A special report in Stanford Medicine magazine offers a look at Stanford Medicine’s response to the new coronavirus, as well as outside perspectives on the pandemic.
Laurence Baker, Jeffrey Goldberg, Steven Goodman, Fei-Fei Li and Hannah Valantine are among the 90 regular members and 10 international members elected this year to the National Academy of Medicine.
This fall, Stanford Medicine educators will teach anatomy to medical students in Kenya using virtual reality. The effort is part of a pilot project to educate medical students in under-resourced schools.
Annelise Barron, Peter Kim, Siddhartha Jaiswal and Keren Haroush will receive grants totaling $10 million to fund their investigations. The awards support risky efforts that could potentially have a big impact in the biomedical sciences.
In a Q&A, immunologist Kari Nadeau discusses advances in food-allergy treatment and research, including a growing body of evidence that patients with several food allergies can be safely treated for all of them at once.

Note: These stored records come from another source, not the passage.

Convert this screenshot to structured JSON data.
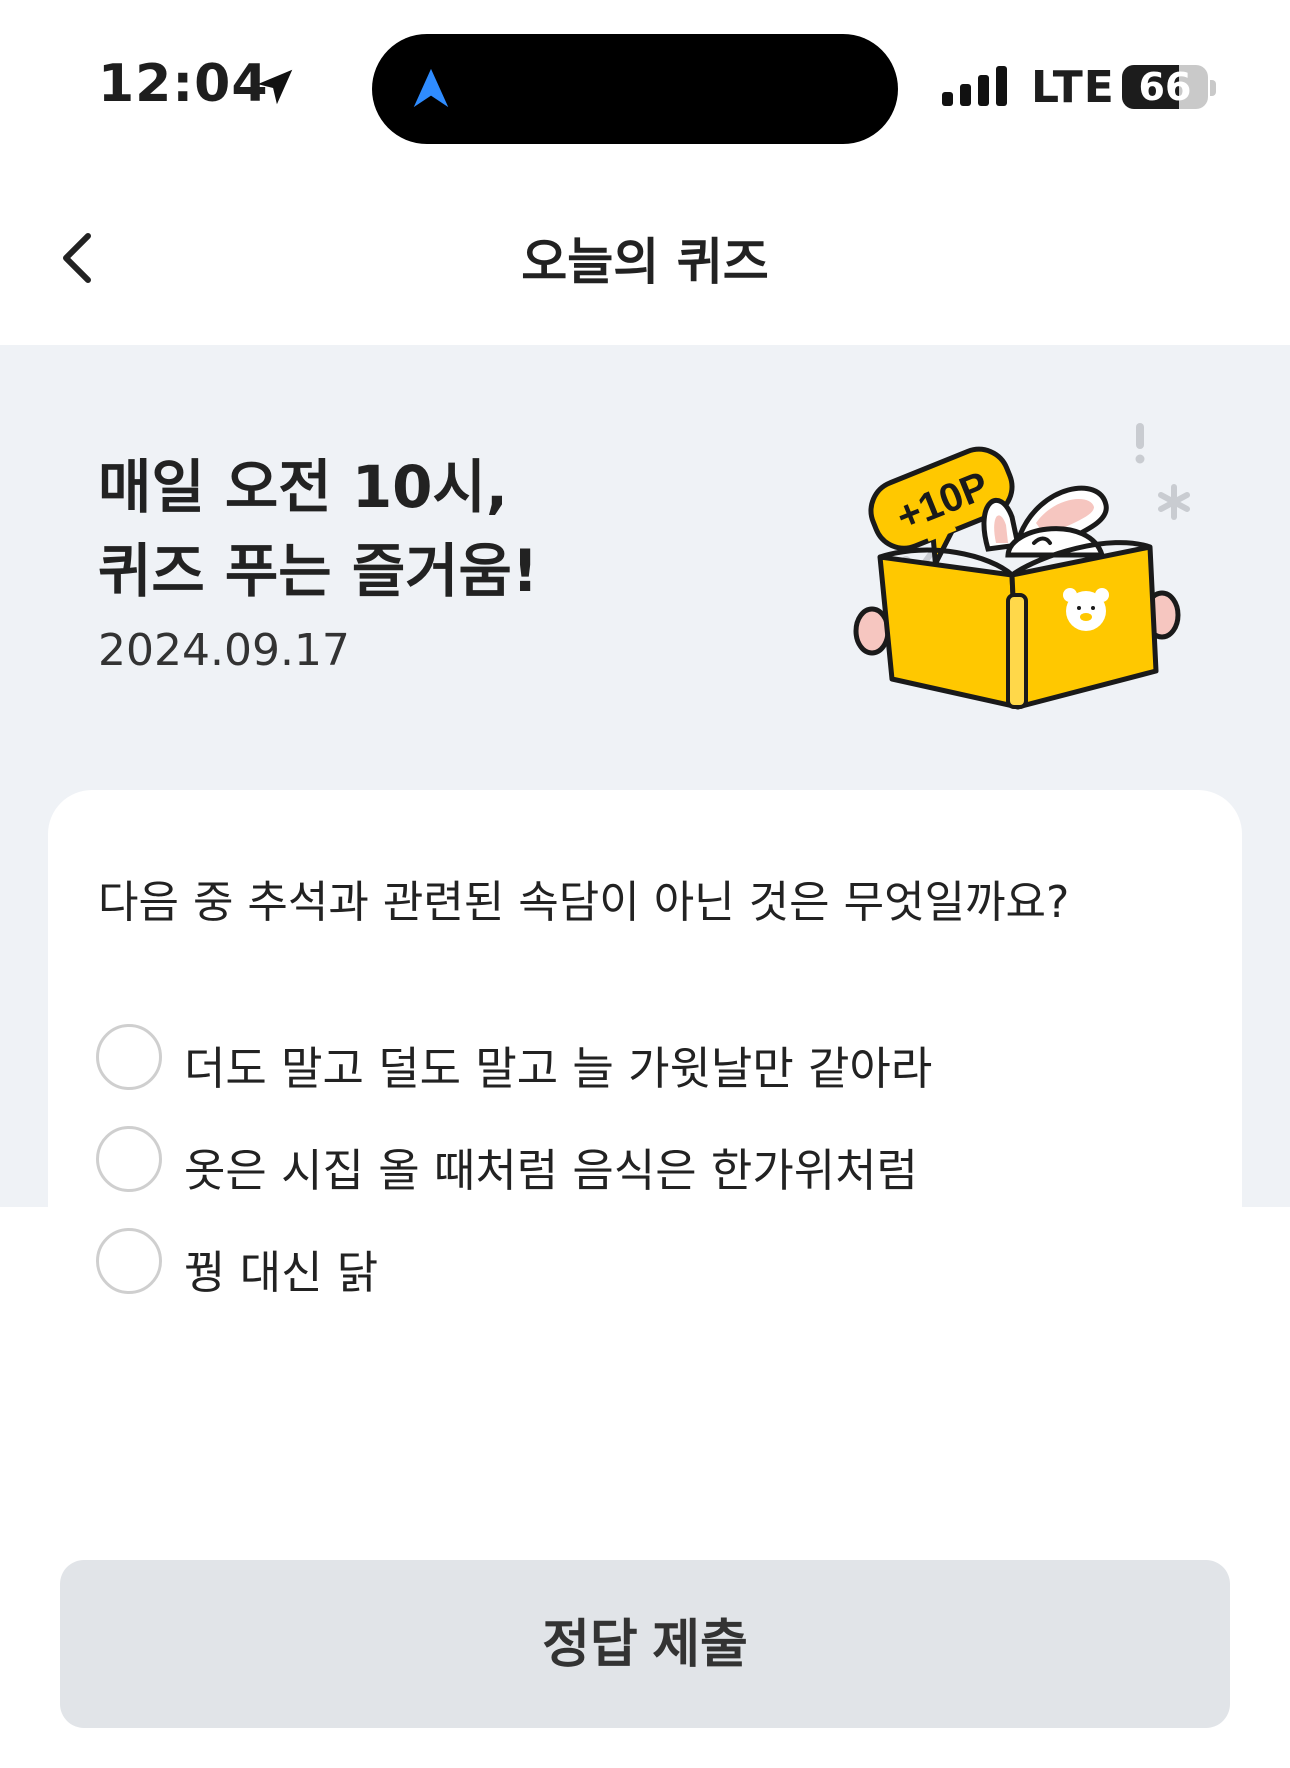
{
  "status_bar": {
    "time": "12:04",
    "network": "LTE",
    "battery_percent": "66",
    "battery_level": 0.66
  },
  "header": {
    "title": "오늘의 퀴즈"
  },
  "banner": {
    "headline_line1": "매일 오전 10시,",
    "headline_line2": "퀴즈 푸는 즐거움!",
    "date": "2024.09.17",
    "badge": "+10P"
  },
  "quiz": {
    "question": "다음 중 추석과 관련된 속담이 아닌 것은 무엇일까요?",
    "options": [
      "더도 말고 덜도 말고 늘 가윗날만 같아라",
      "옷은 시집 올 때처럼 음식은 한가위처럼",
      "꿩 대신 닭"
    ]
  },
  "actions": {
    "submit_label": "정답 제출"
  },
  "colors": {
    "banner_bg": "#eff2f6",
    "accent_yellow": "#ffc800",
    "button_bg": "#e1e4e8",
    "nav_arrow": "#2f8cff"
  }
}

The Stanford researcher is pursuing antiviral drugs with broad efficacy against enteroviruses, which cause common colds and polio, and coronaviruses including the one that causes COVID-19.